$kT$ is comparable to the bond energy

Born-Huggins-Mayer

$u(r)=
\frac{\textstyle{q_{1}q_{2}}}{\textstyle{4\pi \epsilon_{0}r}}
+ B e^{\textstyle{-\alpha r}} -
\frac{\textstyle{C}}{\textstyle{r^{6}}}-
\frac{\textstyle{D}}{\textstyle{r^{8}}}$

Ionic melts;
$q_{i}$ are the ion charges

Table 1.2:
Anisotropic model potentials in statistical-mechanical simulation:
$u(12)=u(r_{12}, e_{1}, e_{2})$

Hard dumbbells,
hard spherocylinders, etc.

$u(12)= \infty \;\;$
if overlap
$= 0 \;\;\;$
otherwise

First approximation to rigid molecules

Interaction site models, rigid

$u(12)=$ sum of isotropic pair energies
$\textstyle{u(r_{i(1),j(2)})}$,
where several interaction sites $i$ and $j$
are in fixed positions on molecules $1$ and $2$, respectively

Rigid molecules

Interaction site models with non-rigid bonds

$u(12)=$
sum of isotropic pair energies, both intra- and intermolecular

Non-rigid molecules

Kramers-type

$u(12)=$
sum of isotropic pair energies, exclusively between sites on different
molecules; certain intramolecular distances (bonds) and/or angles
are fixed

Flexible molecules, from ethane to biopolymers

Stockmayer

$u(12)=$
Lennard-Jones + point dipoles

First approximation to small polar molecules

Anisotropic Kihara

$u(12)=
4 \epsilon \left[ \left(
\frac{\textstyle{\rho_{12}}}{\textstyle{\sigma}}\right)^{-12}
- \left(
\frac{\textstyle{\rho_{12}}}{\textstyle{\sigma}}\right)^{-6} \right]$
where $\rho_{12}$ is the shortest distance between two linear rods

Rigid linear molecules
with distributed
Lennard-Jones interaction

Gay-Berne

$u(12)=$
$4 \epsilon(12)
\left[ \left(
\frac{\textstyle{r_{12}-\sigma(12)+\sigma_{0}}}{\textstyle{\sigma_{0}}}\right)^{-12}
\right.$
$- \left. \left(
\frac{\textstyle{r_{12}-\sigma(12)+\sigma_{0}}}{\textstyle{\sigma_{0}}}\right)^{-6} \right]$
where $\sigma(12)$ and $\epsilon(12)$ depend on $r_{12}, e_{1}, e_{2}$
and certain substance-specific shape parameters

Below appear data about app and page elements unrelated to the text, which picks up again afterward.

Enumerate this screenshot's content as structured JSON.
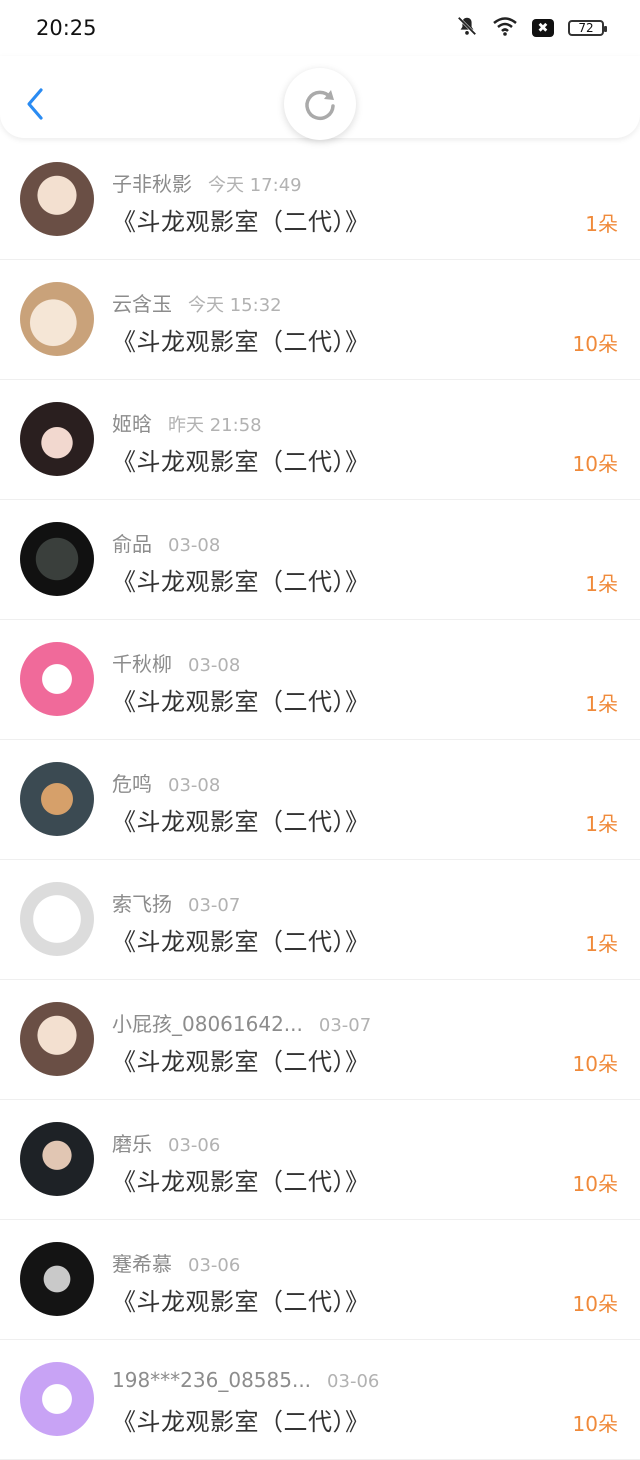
{
  "status_bar": {
    "time": "20:25",
    "icons": [
      "bell-muted-icon",
      "wifi-icon",
      "sim-off-icon",
      "battery-icon"
    ],
    "battery": "72",
    "sim_badge": "✖"
  },
  "header": {
    "back_icon": "chevron-left-icon",
    "refresh_icon": "refresh-icon",
    "accent_color": "#2a8bf2"
  },
  "colors": {
    "name": "#8c8c8c",
    "time": "#b2b2b2",
    "title": "#333333",
    "amount": "#f08a3a"
  },
  "items": [
    {
      "name": "子非秋影",
      "time": "今天 17:49",
      "title": "《斗龙观影室（二代）》",
      "amount": "1朵"
    },
    {
      "name": "云含玉",
      "time": "今天 15:32",
      "title": "《斗龙观影室（二代）》",
      "amount": "10朵"
    },
    {
      "name": "姬晗",
      "time": "昨天 21:58",
      "title": "《斗龙观影室（二代）》",
      "amount": "10朵"
    },
    {
      "name": "俞品",
      "time": "03-08",
      "title": "《斗龙观影室（二代）》",
      "amount": "1朵"
    },
    {
      "name": "千秋柳",
      "time": "03-08",
      "title": "《斗龙观影室（二代）》",
      "amount": "1朵"
    },
    {
      "name": "危鸣",
      "time": "03-08",
      "title": "《斗龙观影室（二代）》",
      "amount": "1朵"
    },
    {
      "name": "索飞扬",
      "time": "03-07",
      "title": "《斗龙观影室（二代）》",
      "amount": "1朵"
    },
    {
      "name": "小屁孩_08061642...",
      "time": "03-07",
      "title": "《斗龙观影室（二代）》",
      "amount": "10朵"
    },
    {
      "name": "磨乐",
      "time": "03-06",
      "title": "《斗龙观影室（二代）》",
      "amount": "10朵"
    },
    {
      "name": "蹇希慕",
      "time": "03-06",
      "title": "《斗龙观影室（二代）》",
      "amount": "10朵"
    },
    {
      "name": "198***236_08585...",
      "time": "03-06",
      "title": "《斗龙观影室（二代）》",
      "amount": "10朵"
    }
  ]
}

Liquid crystal molecules of ellipsoidal shape, with
smoothly distributed Lennard-Jones sites

At time $t$, combine the position vectors of the
$N$ atoms into a vector $\Gamma_{c}\equiv$ $\{ r_{1} \dots$
$ r_{N}\}$.
The set of all possible such vectors spans the
$3N$-dimensional "configuration space" $\Gamma_{c}$.

Let $a(\Gamma_{c})$ be some property of the
$N$-body system, depending on the positions of all particles
(i.e. of the microstate $\Gamma_{c}$.)
The thermodynamic average of $a$ is given by

Problem: the probability density $p(\Gamma_{c})$
is known only up to an indetermined normalizing factor.
Thus, $p_{can}(\Gamma_{c})$ $\propto exp[-E(\Gamma_{c})/kT]$,
but the normalizing denominator $Q$ (the Configurational Partition
Function) in

Basic model of ferromagnetic solids:
atoms are fixed on the vertices of a lattice. Their
dipole vectors (spins) may have varying directions: either
up/down (Ising model) or any direction (Heisenberg model).

Microscopic configuration $\Gamma_{c}$: given by
the $N$ spins on the lattice.

Example:
Two-dimensional square Ising lattice; only the four nearest spins
contribute to the energy of spin $\sigma_{i}$
($= \pm 1$). (Three dimensions: six nearest neighbors).
The total energy is